**WHAT THE EXERCISE ASKS**
From the entries below, copy every line holding the word "text".

**DATASET EXCERPTS**
_ _ _ _ _

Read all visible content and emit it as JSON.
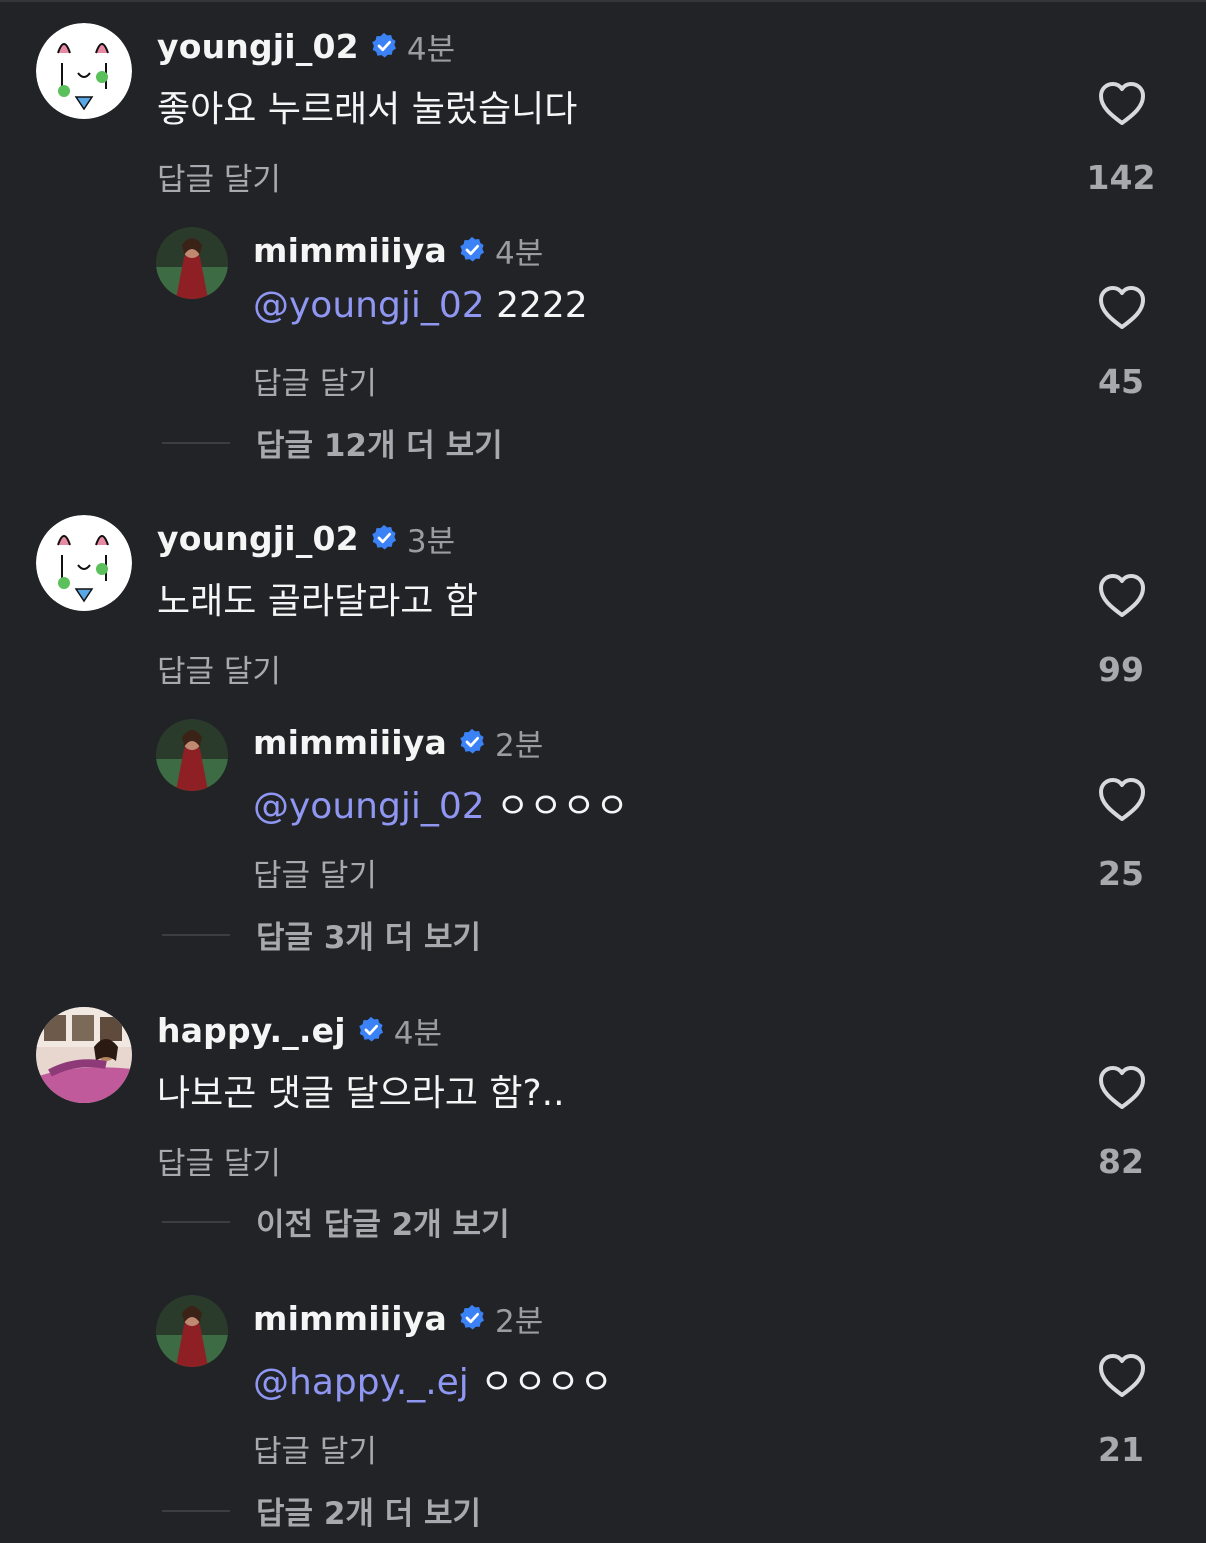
{
  "comments": [
    {
      "username": "youngji_02",
      "time": "4분",
      "text": "좋아요 누르래서 눌렀습니다",
      "reply_label": "답글 달기",
      "likes": "142",
      "replies": [
        {
          "username": "mimmiiiya",
          "time": "4분",
          "mention": "@youngji_02",
          "text": "2222",
          "reply_label": "답글 달기",
          "likes": "45"
        }
      ],
      "more_label": "답글 12개 더 보기"
    },
    {
      "username": "youngji_02",
      "time": "3분",
      "text": "노래도 골라달라고 함",
      "reply_label": "답글 달기",
      "likes": "99",
      "replies": [
        {
          "username": "mimmiiiya",
          "time": "2분",
          "mention": "@youngji_02",
          "text": "ㅇㅇㅇㅇ",
          "reply_label": "답글 달기",
          "likes": "25"
        }
      ],
      "more_label": "답글 3개 더 보기"
    },
    {
      "username": "happy._.ej",
      "time": "4분",
      "text": "나보곤 댓글 달으라고 함?..",
      "reply_label": "답글 달기",
      "likes": "82",
      "previous_label": "이전 답글 2개 보기",
      "replies": [
        {
          "username": "mimmiiiya",
          "time": "2분",
          "mention": "@happy._.ej",
          "text": "ㅇㅇㅇㅇ",
          "reply_label": "답글 달기",
          "likes": "21"
        }
      ],
      "more_label": "답글 2개 더 보기"
    }
  ],
  "colors": {
    "background": "#212327",
    "mention": "#8f97f2",
    "verified": "#3b82f6",
    "muted": "#a7a9ae"
  },
  "icons": {
    "like": "heart-outline-icon",
    "verified": "verified-badge-icon"
  }
}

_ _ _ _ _

**TASK OUTPUT**
      "text": "좋아요 누르래서 눌렀습니다",
          "text": "2222",
      "text": "노래도 골라달라고 함",
          "text": "ㅇㅇㅇㅇ",
      "text": "나보곤 댓글 달으라고 함?..",
          "text": "ㅇㅇㅇㅇ",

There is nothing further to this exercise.